  5. Clarke Life says:

    You all complain and complain and yet keep voting them in! Live with it…….

  6. george fox says:

    The numbers suggest to me that there has been a serious error in meter reading and bill allocation. The increases don’t pass the common sense test, and a first step might be to require the power company to make sure that the most recent readings are for exactly the same meters (or sockets) used for previous readings. Customers with multiple meters are at risk of transposition of account and meter numbers by the power company, especially when older analog meters are being replaced by newer digital models. If the bills just look wrong (and these do!), they probably are wrong, and REC should be forced to justify the readings. Don’t just pay them. I speak from personal experience – one of our accounts jumped from $50 to $900 in one billing cycle at a time of low usage, and it took five long phone calls, two visits from different meter readers, and a lot of angry persistence on our part to get REC to acknowledge that there had been an error, just as I describe above. The initial response was that they were right and we were wrong, but they eventually came around and admitted their mistake. Please don’t just take their word for it.

  7. Could have had it for free says:

    There are firms out there that review energy consumption for free and any savings they find, they split with the business or in this case the County for the first year. As an example, if an annual bill is $1,000 and they find ways to get it down to $600, the County cuts them a check for $200, pockets the other $200 and enjoys the $400 savings for years two through ??

  8. Clarke County Annie says:

    First; outsourcing outside of the Red, White, and Blue! I have to agree with Realistic Joe – Are you kidding?

    Second; 57 meters are not that many and as anyone that gets an electric bill knows, it shows previous usages. As Right Winger said, it can all be done in a simple spreadsheet. Like Microsoft Excel, in which utilizing formulas can illustrate comparisons, show anomalies and produce reports. Very small investment, easy set up with great results.

    Third; our “fleets” of vehicles should already be monitored by the Transportation Dept utilizing weekly/monthly travel sheets as well as fuel and maintenance logs. If not, it should be and can also be entered in similar spreadsheet with printable and searchable reports.
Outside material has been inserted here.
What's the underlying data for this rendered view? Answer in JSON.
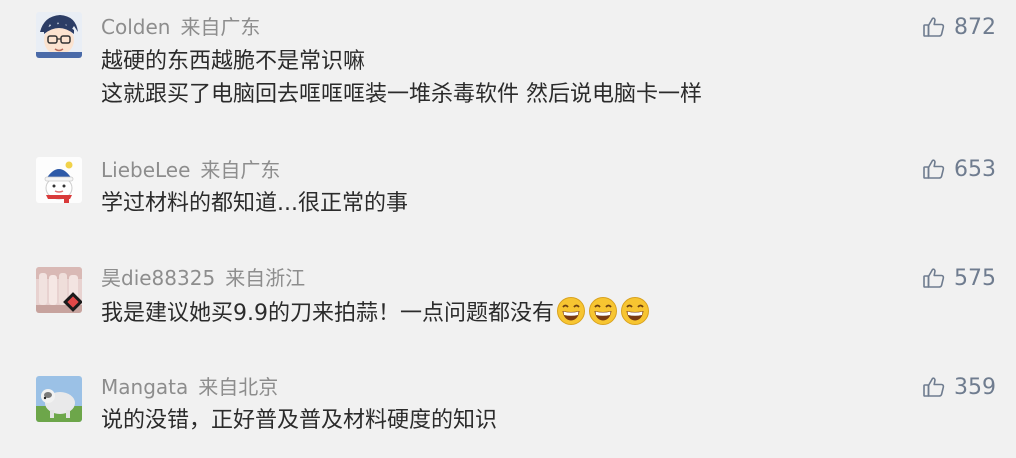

    And with these expended funds to a private and profitable company (as per their website), Alison stated that Clarke still has to assign a person on our end to a particular set of meters and find out specifically what caused the increase. So, we still have to do the legwork to figure out the issue! Direct the appropriate maintenance dept. for investigation of the issue or anomaly and then attend to as required. I can’t see paying extra for outsourcing a regular business task. We are simply not that big.

    As to the electric meters, I discovered they take a picture of your old meter before they replace it with the new digital one which you can ask to see (mine was sent by email). And, it is worth all the “fussing” if your bill is not within normal usage.

  9. We don’t need no stink’n ERP. Just type out your energy report with your typewriter on carbon paper or make copies on the duplo machine. Then have the courier run around town and deliver it to everybody. Thank heavens we have an abacus to help with the calculations! Hopefully the savings we can get with this report will cover the cost of the report.

  10. River Watcher says:

    This is a joke!

    This community promotes “GO LOCAL”. This is a stab in the back to our County and Country.

    It’s a known fact that REC has been over charging its customers, just like Mr. Fox stated. We all learned that right here on CDN, perhaps our officials should read CDN and our comments.

    Is our Government offices and Town buildings on a bulk rate plan?